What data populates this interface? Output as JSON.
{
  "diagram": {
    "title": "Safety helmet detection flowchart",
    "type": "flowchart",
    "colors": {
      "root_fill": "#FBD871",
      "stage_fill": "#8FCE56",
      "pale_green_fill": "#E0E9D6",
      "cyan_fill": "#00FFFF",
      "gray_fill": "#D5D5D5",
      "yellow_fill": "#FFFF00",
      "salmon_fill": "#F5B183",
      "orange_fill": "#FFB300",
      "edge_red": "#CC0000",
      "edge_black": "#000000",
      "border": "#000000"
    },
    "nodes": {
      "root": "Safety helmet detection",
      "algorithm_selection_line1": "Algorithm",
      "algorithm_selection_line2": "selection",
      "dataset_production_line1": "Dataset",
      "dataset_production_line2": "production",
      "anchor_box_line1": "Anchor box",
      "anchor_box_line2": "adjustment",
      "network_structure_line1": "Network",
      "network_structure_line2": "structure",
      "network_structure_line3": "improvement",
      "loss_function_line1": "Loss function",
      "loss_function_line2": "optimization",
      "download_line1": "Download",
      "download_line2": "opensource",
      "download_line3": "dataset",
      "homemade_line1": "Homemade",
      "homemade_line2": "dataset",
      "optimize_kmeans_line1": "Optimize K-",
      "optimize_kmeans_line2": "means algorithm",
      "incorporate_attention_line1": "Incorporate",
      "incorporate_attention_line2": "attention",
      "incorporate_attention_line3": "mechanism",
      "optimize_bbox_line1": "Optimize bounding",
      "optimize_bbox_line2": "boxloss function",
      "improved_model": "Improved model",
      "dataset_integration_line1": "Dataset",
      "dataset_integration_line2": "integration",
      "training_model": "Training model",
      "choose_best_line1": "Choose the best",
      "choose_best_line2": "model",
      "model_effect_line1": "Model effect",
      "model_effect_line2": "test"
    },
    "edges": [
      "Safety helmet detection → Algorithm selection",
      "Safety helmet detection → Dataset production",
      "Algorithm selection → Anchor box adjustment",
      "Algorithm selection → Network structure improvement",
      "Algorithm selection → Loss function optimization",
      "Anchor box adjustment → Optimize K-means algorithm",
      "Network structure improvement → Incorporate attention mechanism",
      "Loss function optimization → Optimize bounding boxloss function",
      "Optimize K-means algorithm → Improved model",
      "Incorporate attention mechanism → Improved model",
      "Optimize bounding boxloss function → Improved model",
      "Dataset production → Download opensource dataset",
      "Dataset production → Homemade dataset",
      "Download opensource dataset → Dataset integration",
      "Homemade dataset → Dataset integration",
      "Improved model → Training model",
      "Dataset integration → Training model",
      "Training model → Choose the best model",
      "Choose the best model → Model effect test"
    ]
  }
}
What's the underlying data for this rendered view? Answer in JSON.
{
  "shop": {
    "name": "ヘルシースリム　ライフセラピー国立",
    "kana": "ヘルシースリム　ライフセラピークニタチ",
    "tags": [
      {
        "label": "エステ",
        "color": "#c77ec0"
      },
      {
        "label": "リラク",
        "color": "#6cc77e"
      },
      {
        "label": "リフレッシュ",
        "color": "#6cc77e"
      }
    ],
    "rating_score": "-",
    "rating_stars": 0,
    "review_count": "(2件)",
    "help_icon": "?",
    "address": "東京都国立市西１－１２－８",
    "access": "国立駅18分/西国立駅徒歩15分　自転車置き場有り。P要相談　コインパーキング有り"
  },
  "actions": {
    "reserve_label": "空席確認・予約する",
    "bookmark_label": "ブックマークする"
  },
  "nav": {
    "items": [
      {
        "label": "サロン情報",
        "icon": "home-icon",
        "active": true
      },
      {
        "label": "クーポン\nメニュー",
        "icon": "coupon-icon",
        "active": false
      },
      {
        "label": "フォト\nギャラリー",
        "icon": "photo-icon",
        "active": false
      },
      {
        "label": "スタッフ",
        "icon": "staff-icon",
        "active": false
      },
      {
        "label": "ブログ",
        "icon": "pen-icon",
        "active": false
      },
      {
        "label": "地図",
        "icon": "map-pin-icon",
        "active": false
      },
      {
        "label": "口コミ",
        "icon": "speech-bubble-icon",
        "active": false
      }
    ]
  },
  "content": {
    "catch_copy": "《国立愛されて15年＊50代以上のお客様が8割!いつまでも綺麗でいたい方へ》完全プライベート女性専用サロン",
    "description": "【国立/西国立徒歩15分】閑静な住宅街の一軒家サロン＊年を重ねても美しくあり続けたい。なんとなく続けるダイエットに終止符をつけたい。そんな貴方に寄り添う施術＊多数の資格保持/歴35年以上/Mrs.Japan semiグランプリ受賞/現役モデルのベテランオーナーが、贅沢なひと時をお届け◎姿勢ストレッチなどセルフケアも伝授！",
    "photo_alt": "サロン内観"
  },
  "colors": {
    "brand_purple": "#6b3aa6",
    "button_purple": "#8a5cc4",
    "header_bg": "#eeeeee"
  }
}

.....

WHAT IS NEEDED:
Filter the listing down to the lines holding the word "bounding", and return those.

RESULT OF THE EXERCISE:
      "optimize_bbox_line1": "Optimize bounding",
      "Loss function optimization → Optimize bounding boxloss function",
      "Optimize bounding boxloss function → Improved model",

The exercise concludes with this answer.